On July 31st, 2015 while David Wilson(the clinical coordinator of Safe Haven) sat in the audience with three of his clients and watched the performance of “I Will Wait; the Veteran’s Spouse Project,” he thought, “…every returning veteran from the Middle-East needs to be commanded to see this prior to reengaging with their own families.”

This special production combined music, dance and drama to portray the stories of military spouses throughout different war eras starting with the end of World War II and ending with the current war. It was at Arts United in Fort Wayne and 100 percent of the proceeds were donated to the Richard Lugar Safe Haven, a residential program of Volunteers of America of Indiana.

Amy Upgraft, the creator and co-playwright, served as a catalyst for the production because she wanted more people to share their own stories with others. She also wants it to serve both as a way for spouses to share stories between each other and as a way to educate other people about how military service affects families. In her own words:

“We want to help bridge the widening gap between our military and the rest of the American population while allowing veterans’ spouses to feel like their stories were being told...I want Americans to see that we are all connected…and their connection to the military is often not as far away as it feels.”–
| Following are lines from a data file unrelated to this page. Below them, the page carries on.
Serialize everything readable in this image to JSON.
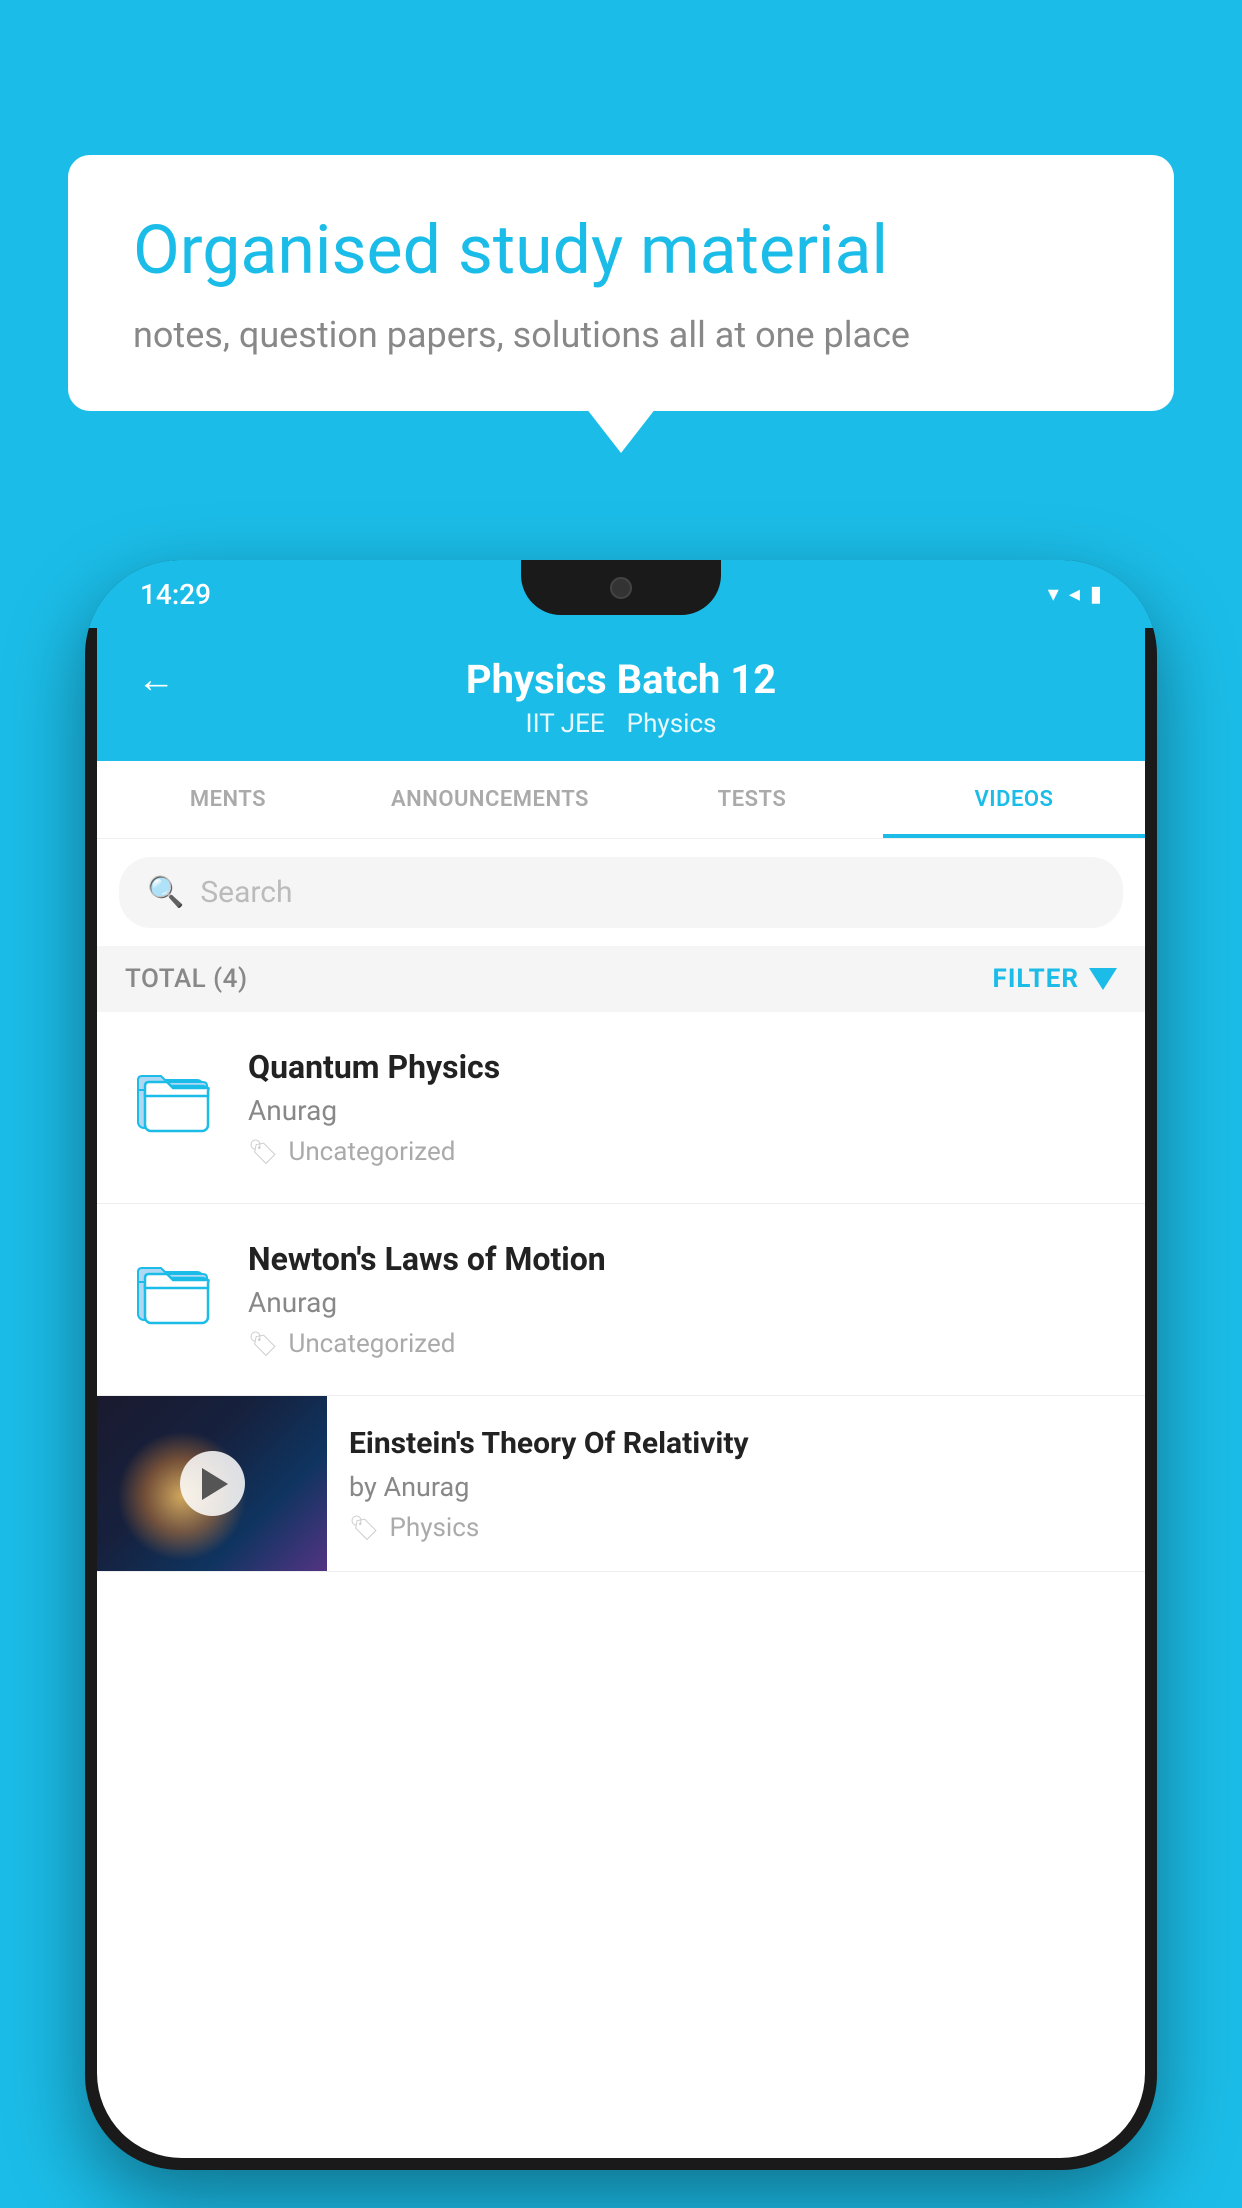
{
  "background_color": "#1BBDE8",
  "speech_bubble": {
    "title": "Organised study material",
    "subtitle": "notes, question papers, solutions all at one place"
  },
  "phone": {
    "status_bar": {
      "time": "14:29",
      "icons": [
        "wifi",
        "signal",
        "battery"
      ]
    },
    "app_bar": {
      "back_label": "←",
      "title": "Physics Batch 12",
      "subtitle_left": "IIT JEE",
      "subtitle_right": "Physics"
    },
    "tabs": [
      {
        "label": "MENTS",
        "active": false
      },
      {
        "label": "ANNOUNCEMENTS",
        "active": false
      },
      {
        "label": "TESTS",
        "active": false
      },
      {
        "label": "VIDEOS",
        "active": true
      }
    ],
    "search": {
      "placeholder": "Search"
    },
    "filter_row": {
      "total_label": "TOTAL (4)",
      "filter_label": "FILTER"
    },
    "videos": [
      {
        "id": 1,
        "title": "Quantum Physics",
        "author": "Anurag",
        "tag": "Uncategorized",
        "has_thumbnail": false
      },
      {
        "id": 2,
        "title": "Newton's Laws of Motion",
        "author": "Anurag",
        "tag": "Uncategorized",
        "has_thumbnail": false
      },
      {
        "id": 3,
        "title": "Einstein's Theory Of Relativity",
        "author": "by Anurag",
        "tag": "Physics",
        "has_thumbnail": true
      }
    ]
  }
}
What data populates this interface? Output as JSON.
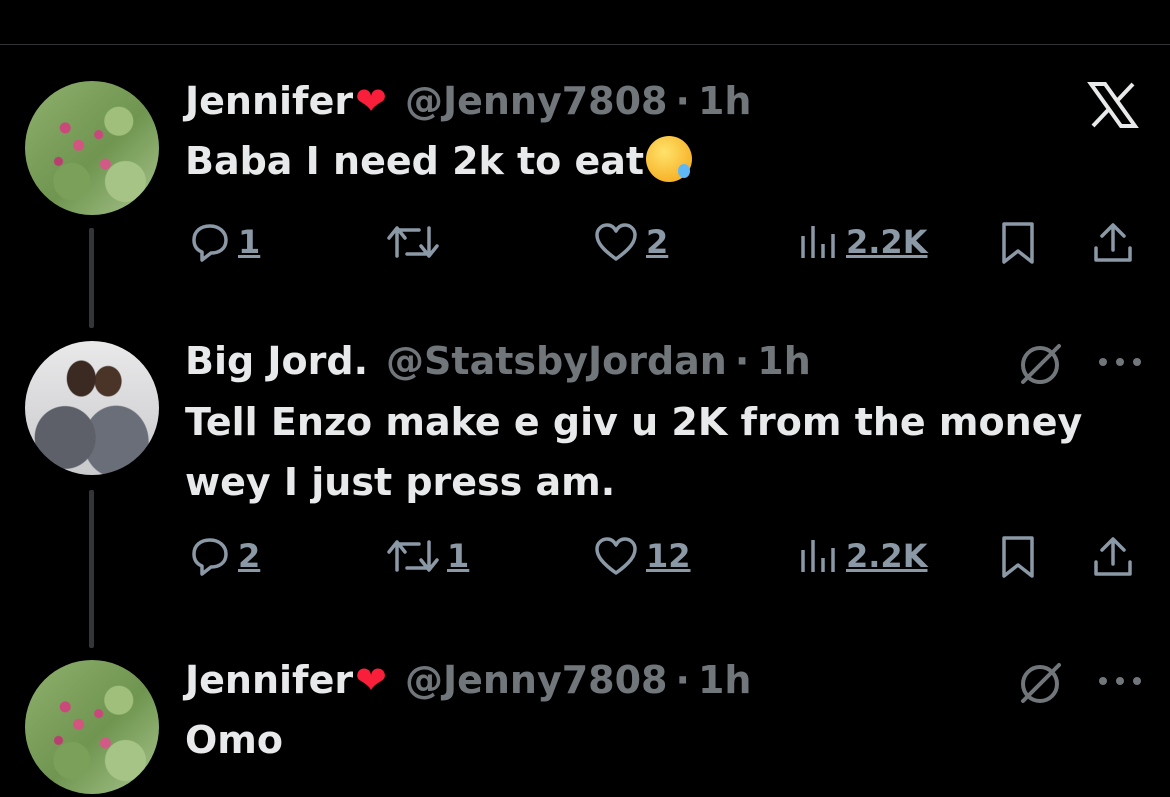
{
  "close_label": "X",
  "tweets": [
    {
      "name": "Jennifer",
      "handle": "@Jenny7808",
      "dot": "·",
      "time": "1h",
      "text_lines": [
        "Baba I need 2k to eat"
      ],
      "replies": "1",
      "retweets": "",
      "likes": "2",
      "views": "2.2K"
    },
    {
      "name": "Big Jord.",
      "handle": "@StatsbyJordan",
      "dot": "·",
      "time": "1h",
      "text_lines": [
        "Tell Enzo make e giv u 2K from the money",
        "wey I just press am."
      ],
      "replies": "2",
      "retweets": "1",
      "likes": "12",
      "views": "2.2K"
    },
    {
      "name": "Jennifer",
      "handle": "@Jenny7808",
      "dot": "·",
      "time": "1h",
      "text_lines": [
        "Omo"
      ]
    }
  ],
  "colors": {
    "background": "#000000",
    "text": "#e7e9ea",
    "muted": "#71767b",
    "icon": "#8b98a5",
    "heart": "#f91e3a",
    "thread_line": "#333639"
  }
}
Wilson saw such value in this production because it touched him on a personal basis and a professional basis. In a brief review to his staff he stated: “The section on the Vietnam family really hit me hard. I have no idea where Amy got her material for this one, but it is so close to a family I personally knew that it nearly wrenched my heart right out of my chest.”

Wilson gave some opening remarks that introduced the audience to Safe Haven. He also briefly commented from the clinician’s perspective on needs family members have related to deployment of a loved one. Overall, he was very impressed with the production, saying, “Considering the work we do with veterans, I think this perspective is highly relevant for us to have a better approach as we help our residents adjust to their own families and friends with a better understanding of how to make their own situations improve.”